[DATASET — start]

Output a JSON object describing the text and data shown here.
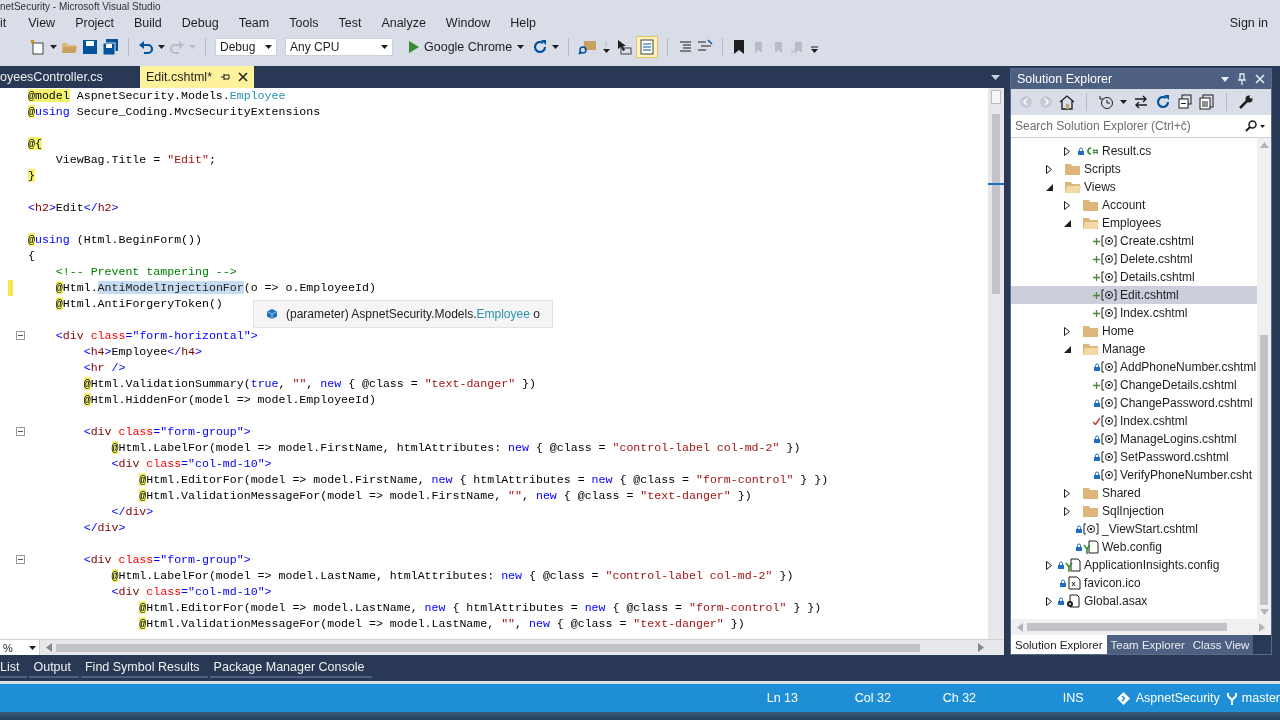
{
  "window": {
    "title": "netSecurity - Microsoft Visual Studio"
  },
  "menu": [
    "it",
    "View",
    "Project",
    "Build",
    "Debug",
    "Team",
    "Tools",
    "Test",
    "Analyze",
    "Window",
    "Help"
  ],
  "account": "Sign in",
  "toolbar": {
    "configuration": "Debug",
    "platform": "Any CPU",
    "start": "Google Chrome"
  },
  "editor_tabs": [
    {
      "label": "oyeesController.cs",
      "selected": false
    },
    {
      "label": "Edit.cshtml*",
      "selected": true
    }
  ],
  "code_lines": [
    {
      "tokens": [
        {
          "kind": "at",
          "text": "@model"
        },
        {
          "kind": "p",
          "text": " AspnetSecurity.Models."
        },
        {
          "kind": "type",
          "text": "Employee"
        }
      ],
      "fold": false,
      "changed": false
    },
    {
      "tokens": [
        {
          "kind": "at",
          "text": "@"
        },
        {
          "kind": "kw",
          "text": "using"
        },
        {
          "kind": "p",
          "text": " Secure_Coding.MvcSecurityExtensions"
        }
      ],
      "fold": false,
      "changed": false
    },
    {
      "fold": false,
      "changed": false
    },
    {
      "tokens": [
        {
          "kind": "at",
          "text": "@{"
        }
      ],
      "fold": false,
      "changed": false
    },
    {
      "tokens": [
        {
          "kind": "p",
          "text": "    ViewBag.Title = "
        },
        {
          "kind": "str",
          "text": "\"Edit\""
        },
        {
          "kind": "p",
          "text": ";"
        }
      ],
      "fold": false,
      "changed": false
    },
    {
      "tokens": [
        {
          "kind": "at",
          "text": "}"
        }
      ],
      "fold": false,
      "changed": false
    },
    {
      "fold": false,
      "changed": false
    },
    {
      "tokens": [
        {
          "kind": "tagp",
          "text": "<"
        },
        {
          "kind": "tag",
          "text": "h2"
        },
        {
          "kind": "tagp",
          "text": ">"
        },
        {
          "kind": "p",
          "text": "Edit"
        },
        {
          "kind": "tagp",
          "text": "</"
        },
        {
          "kind": "tag",
          "text": "h2"
        },
        {
          "kind": "tagp",
          "text": ">"
        }
      ],
      "fold": false,
      "changed": false
    },
    {
      "fold": false,
      "changed": false
    },
    {
      "tokens": [
        {
          "kind": "at",
          "text": "@"
        },
        {
          "kind": "kw",
          "text": "using"
        },
        {
          "kind": "p",
          "text": " (Html.BeginForm())"
        }
      ],
      "fold": false,
      "changed": false
    },
    {
      "tokens": [
        {
          "kind": "p",
          "text": "{"
        }
      ],
      "fold": false,
      "changed": false
    },
    {
      "tokens": [
        {
          "kind": "com",
          "text": "    <!-- Prevent tampering -->"
        }
      ],
      "fold": false,
      "changed": false
    },
    {
      "tokens": [
        {
          "kind": "at",
          "text": "    @"
        },
        {
          "kind": "p",
          "text": "Html."
        },
        {
          "kind": "hl",
          "text": "AntiModelInjectionFor"
        },
        {
          "kind": "p",
          "text": "(o => o.EmployeeId)"
        }
      ],
      "fold": false,
      "changed": true
    },
    {
      "tokens": [
        {
          "kind": "at",
          "text": "    @"
        },
        {
          "kind": "p",
          "text": "Html.AntiForgeryToken()"
        }
      ],
      "fold": false,
      "changed": false
    },
    {
      "fold": false,
      "changed": false
    },
    {
      "tokens": [
        {
          "kind": "tagp",
          "text": "    <"
        },
        {
          "kind": "tag",
          "text": "div"
        },
        {
          "kind": "attr",
          "text": " class"
        },
        {
          "kind": "tagp",
          "text": "="
        },
        {
          "kind": "val",
          "text": "\"form-horizontal\""
        },
        {
          "kind": "tagp",
          "text": ">"
        }
      ],
      "fold": true,
      "changed": false
    },
    {
      "tokens": [
        {
          "kind": "tagp",
          "text": "        <"
        },
        {
          "kind": "tag",
          "text": "h4"
        },
        {
          "kind": "tagp",
          "text": ">"
        },
        {
          "kind": "p",
          "text": "Employee"
        },
        {
          "kind": "tagp",
          "text": "</"
        },
        {
          "kind": "tag",
          "text": "h4"
        },
        {
          "kind": "tagp",
          "text": ">"
        }
      ],
      "fold": false,
      "changed": false
    },
    {
      "tokens": [
        {
          "kind": "tagp",
          "text": "        <"
        },
        {
          "kind": "tag",
          "text": "hr"
        },
        {
          "kind": "tagp",
          "text": " />"
        }
      ],
      "fold": false,
      "changed": false
    },
    {
      "tokens": [
        {
          "kind": "at",
          "text": "        @"
        },
        {
          "kind": "p",
          "text": "Html.ValidationSummary("
        },
        {
          "kind": "kw",
          "text": "true"
        },
        {
          "kind": "p",
          "text": ", "
        },
        {
          "kind": "str",
          "text": "\"\""
        },
        {
          "kind": "p",
          "text": ", "
        },
        {
          "kind": "kw",
          "text": "new"
        },
        {
          "kind": "p",
          "text": " { @class = "
        },
        {
          "kind": "str",
          "text": "\"text-danger\""
        },
        {
          "kind": "p",
          "text": " })"
        }
      ],
      "fold": false,
      "changed": false
    },
    {
      "tokens": [
        {
          "kind": "at",
          "text": "        @"
        },
        {
          "kind": "p",
          "text": "Html.HiddenFor(model => model.EmployeeId)"
        }
      ],
      "fold": false,
      "changed": false
    },
    {
      "fold": false,
      "changed": false
    },
    {
      "tokens": [
        {
          "kind": "tagp",
          "text": "        <"
        },
        {
          "kind": "tag",
          "text": "div"
        },
        {
          "kind": "attr",
          "text": " class"
        },
        {
          "kind": "tagp",
          "text": "="
        },
        {
          "kind": "val",
          "text": "\"form-group\""
        },
        {
          "kind": "tagp",
          "text": ">"
        }
      ],
      "fold": true,
      "changed": false
    },
    {
      "tokens": [
        {
          "kind": "at",
          "text": "            @"
        },
        {
          "kind": "p",
          "text": "Html.LabelFor(model => model.FirstName, htmlAttributes: "
        },
        {
          "kind": "kw",
          "text": "new"
        },
        {
          "kind": "p",
          "text": " { @class = "
        },
        {
          "kind": "str",
          "text": "\"control-label col-md-2\""
        },
        {
          "kind": "p",
          "text": " })"
        }
      ],
      "fold": false,
      "changed": false
    },
    {
      "tokens": [
        {
          "kind": "tagp",
          "text": "            <"
        },
        {
          "kind": "tag",
          "text": "div"
        },
        {
          "kind": "attr",
          "text": " class"
        },
        {
          "kind": "tagp",
          "text": "="
        },
        {
          "kind": "val",
          "text": "\"col-md-10\""
        },
        {
          "kind": "tagp",
          "text": ">"
        }
      ],
      "fold": false,
      "changed": false
    },
    {
      "tokens": [
        {
          "kind": "at",
          "text": "                @"
        },
        {
          "kind": "p",
          "text": "Html.EditorFor(model => model.FirstName, "
        },
        {
          "kind": "kw",
          "text": "new"
        },
        {
          "kind": "p",
          "text": " { htmlAttributes = "
        },
        {
          "kind": "kw",
          "text": "new"
        },
        {
          "kind": "p",
          "text": " { @class = "
        },
        {
          "kind": "str",
          "text": "\"form-control\""
        },
        {
          "kind": "p",
          "text": " } })"
        }
      ],
      "fold": false,
      "changed": false
    },
    {
      "tokens": [
        {
          "kind": "at",
          "text": "                @"
        },
        {
          "kind": "p",
          "text": "Html.ValidationMessageFor(model => model.FirstName, "
        },
        {
          "kind": "str",
          "text": "\"\""
        },
        {
          "kind": "p",
          "text": ", "
        },
        {
          "kind": "kw",
          "text": "new"
        },
        {
          "kind": "p",
          "text": " { @class = "
        },
        {
          "kind": "str",
          "text": "\"text-danger\""
        },
        {
          "kind": "p",
          "text": " })"
        }
      ],
      "fold": false,
      "changed": false
    },
    {
      "tokens": [
        {
          "kind": "tagp",
          "text": "            </"
        },
        {
          "kind": "tag",
          "text": "div"
        },
        {
          "kind": "tagp",
          "text": ">"
        }
      ],
      "fold": false,
      "changed": false
    },
    {
      "tokens": [
        {
          "kind": "tagp",
          "text": "        </"
        },
        {
          "kind": "tag",
          "text": "div"
        },
        {
          "kind": "tagp",
          "text": ">"
        }
      ],
      "fold": false,
      "changed": false
    },
    {
      "fold": false,
      "changed": false
    },
    {
      "tokens": [
        {
          "kind": "tagp",
          "text": "        <"
        },
        {
          "kind": "tag",
          "text": "div"
        },
        {
          "kind": "attr",
          "text": " class"
        },
        {
          "kind": "tagp",
          "text": "="
        },
        {
          "kind": "val",
          "text": "\"form-group\""
        },
        {
          "kind": "tagp",
          "text": ">"
        }
      ],
      "fold": true,
      "changed": false
    },
    {
      "tokens": [
        {
          "kind": "at",
          "text": "            @"
        },
        {
          "kind": "p",
          "text": "Html.LabelFor(model => model.LastName, htmlAttributes: "
        },
        {
          "kind": "kw",
          "text": "new"
        },
        {
          "kind": "p",
          "text": " { @class = "
        },
        {
          "kind": "str",
          "text": "\"control-label col-md-2\""
        },
        {
          "kind": "p",
          "text": " })"
        }
      ],
      "fold": false,
      "changed": false
    },
    {
      "tokens": [
        {
          "kind": "tagp",
          "text": "            <"
        },
        {
          "kind": "tag",
          "text": "div"
        },
        {
          "kind": "attr",
          "text": " class"
        },
        {
          "kind": "tagp",
          "text": "="
        },
        {
          "kind": "val",
          "text": "\"col-md-10\""
        },
        {
          "kind": "tagp",
          "text": ">"
        }
      ],
      "fold": false,
      "changed": false
    },
    {
      "tokens": [
        {
          "kind": "at",
          "text": "                @"
        },
        {
          "kind": "p",
          "text": "Html.EditorFor(model => model.LastName, "
        },
        {
          "kind": "kw",
          "text": "new"
        },
        {
          "kind": "p",
          "text": " { htmlAttributes = "
        },
        {
          "kind": "kw",
          "text": "new"
        },
        {
          "kind": "p",
          "text": " { @class = "
        },
        {
          "kind": "str",
          "text": "\"form-control\""
        },
        {
          "kind": "p",
          "text": " } })"
        }
      ],
      "fold": false,
      "changed": false
    },
    {
      "tokens": [
        {
          "kind": "at",
          "text": "                @"
        },
        {
          "kind": "p",
          "text": "Html.ValidationMessageFor(model => model.LastName, "
        },
        {
          "kind": "str",
          "text": "\"\""
        },
        {
          "kind": "p",
          "text": ", "
        },
        {
          "kind": "kw",
          "text": "new"
        },
        {
          "kind": "p",
          "text": " { @class = "
        },
        {
          "kind": "str",
          "text": "\"text-danger\""
        },
        {
          "kind": "p",
          "text": " })"
        }
      ],
      "fold": false,
      "changed": false
    }
  ],
  "tooltip": {
    "tokens": [
      {
        "kind": "p",
        "text": "(parameter) AspnetSecurity.Models."
      },
      {
        "kind": "type",
        "text": "Employee"
      },
      {
        "kind": "p",
        "text": " o"
      }
    ]
  },
  "zoom_box": "%",
  "solution_explorer": {
    "title": "Solution Explorer",
    "search": {
      "placeholder": "Search Solution Explorer (Ctrl+č)"
    },
    "tree": [
      {
        "children": [
          {
            "label": "Result.cs",
            "kind": "cs-locked",
            "expanded": false,
            "selected": false
          }
        ]
      },
      {
        "label": "Scripts",
        "kind": "folder",
        "expanded": false,
        "selected": false
      },
      {
        "label": "Views",
        "kind": "folder",
        "expanded": true,
        "selected": false,
        "children": [
          {
            "label": "Account",
            "kind": "folder",
            "expanded": false,
            "selected": false
          },
          {
            "label": "Employees",
            "kind": "folder",
            "expanded": true,
            "selected": false,
            "children": [
              {
                "label": "Create.cshtml",
                "kind": "razor-added",
                "selected": false
              },
              {
                "label": "Delete.cshtml",
                "kind": "razor-added",
                "selected": false
              },
              {
                "label": "Details.cshtml",
                "kind": "razor-added",
                "selected": false
              },
              {
                "label": "Edit.cshtml",
                "kind": "razor-added",
                "selected": true
              },
              {
                "label": "Index.cshtml",
                "kind": "razor-added",
                "selected": false
              }
            ]
          },
          {
            "label": "Home",
            "kind": "folder",
            "expanded": false,
            "selected": false
          },
          {
            "label": "Manage",
            "kind": "folder",
            "expanded": true,
            "selected": false,
            "children": [
              {
                "label": "AddPhoneNumber.cshtml",
                "kind": "razor-locked",
                "selected": false
              },
              {
                "label": "ChangeDetails.cshtml",
                "kind": "razor-added",
                "selected": false
              },
              {
                "label": "ChangePassword.cshtml",
                "kind": "razor-locked",
                "selected": false
              },
              {
                "label": "Index.cshtml",
                "kind": "razor-modified",
                "selected": false
              },
              {
                "label": "ManageLogins.cshtml",
                "kind": "razor-locked",
                "selected": false
              },
              {
                "label": "SetPassword.cshtml",
                "kind": "razor-locked",
                "selected": false
              },
              {
                "label": "VerifyPhoneNumber.csht",
                "kind": "razor-locked",
                "selected": false
              }
            ]
          },
          {
            "label": "Shared",
            "kind": "folder",
            "expanded": false,
            "selected": false
          },
          {
            "label": "SqlInjection",
            "kind": "folder",
            "expanded": false,
            "selected": false
          },
          {
            "label": "_ViewStart.cshtml",
            "kind": "razor-locked",
            "selected": false
          },
          {
            "label": "Web.config",
            "kind": "config-locked",
            "selected": false
          }
        ]
      },
      {
        "label": "ApplicationInsights.config",
        "kind": "config-locked",
        "expanded": false,
        "selected": false
      },
      {
        "label": "favicon.ico",
        "kind": "ico-locked",
        "selected": false
      },
      {
        "label": "Global.asax",
        "kind": "asax-locked",
        "expanded": false,
        "selected": false
      }
    ],
    "tabs": [
      {
        "label": "Solution Explorer",
        "selected": true
      },
      {
        "label": "Team Explorer",
        "selected": false
      },
      {
        "label": "Class View",
        "selected": false
      }
    ]
  },
  "tool_tabs": [
    {
      "label": "List",
      "selected": false
    },
    {
      "label": "Output",
      "selected": false
    },
    {
      "label": "Find Symbol Results",
      "selected": false
    },
    {
      "label": "Package Manager Console",
      "selected": false
    }
  ],
  "status_bar": {
    "line": "Ln 13",
    "column": "Col 32",
    "char": "Ch 32",
    "mode": "INS",
    "project": "AspnetSecurity",
    "branch": "master"
  }
}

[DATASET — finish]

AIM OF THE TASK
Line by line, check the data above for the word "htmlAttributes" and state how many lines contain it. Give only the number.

YOUR RESPONSE
4